● **What the exercise asks**:
The lines to find are those in the entries that hold the word "password"; copy every one of them.

● **The data**:
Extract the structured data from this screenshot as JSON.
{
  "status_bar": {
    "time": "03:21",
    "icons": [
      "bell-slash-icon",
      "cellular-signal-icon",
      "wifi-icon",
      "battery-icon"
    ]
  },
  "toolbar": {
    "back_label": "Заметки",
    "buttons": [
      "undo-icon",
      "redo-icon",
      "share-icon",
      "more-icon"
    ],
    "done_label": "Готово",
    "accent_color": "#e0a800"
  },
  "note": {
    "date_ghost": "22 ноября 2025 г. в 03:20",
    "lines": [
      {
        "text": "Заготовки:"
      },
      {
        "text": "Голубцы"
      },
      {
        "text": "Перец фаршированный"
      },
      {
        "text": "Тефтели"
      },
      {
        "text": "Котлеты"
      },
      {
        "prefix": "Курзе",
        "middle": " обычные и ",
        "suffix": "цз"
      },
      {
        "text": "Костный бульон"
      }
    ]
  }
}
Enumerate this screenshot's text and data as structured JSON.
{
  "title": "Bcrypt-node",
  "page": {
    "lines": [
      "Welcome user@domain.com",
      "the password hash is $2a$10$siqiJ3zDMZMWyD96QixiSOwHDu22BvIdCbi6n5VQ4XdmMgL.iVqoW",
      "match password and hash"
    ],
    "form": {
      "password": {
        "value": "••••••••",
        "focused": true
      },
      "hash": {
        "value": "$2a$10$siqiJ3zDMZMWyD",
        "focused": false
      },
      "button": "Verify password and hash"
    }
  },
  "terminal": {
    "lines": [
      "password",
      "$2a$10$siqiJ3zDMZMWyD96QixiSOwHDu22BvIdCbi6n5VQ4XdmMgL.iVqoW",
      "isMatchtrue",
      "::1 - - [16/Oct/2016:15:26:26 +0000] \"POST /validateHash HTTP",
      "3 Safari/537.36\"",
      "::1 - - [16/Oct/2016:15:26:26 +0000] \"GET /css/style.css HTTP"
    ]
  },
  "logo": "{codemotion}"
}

● **Written solution**:
      "the password hash is $2a$10$siqiJ3zDMZMWyD96QixiSOwHDu22BvIdCbi6n5VQ4XdmMgL.iVqoW",
      "match password and hash"
      "password": {
      "button": "Verify password and hash"
      "password",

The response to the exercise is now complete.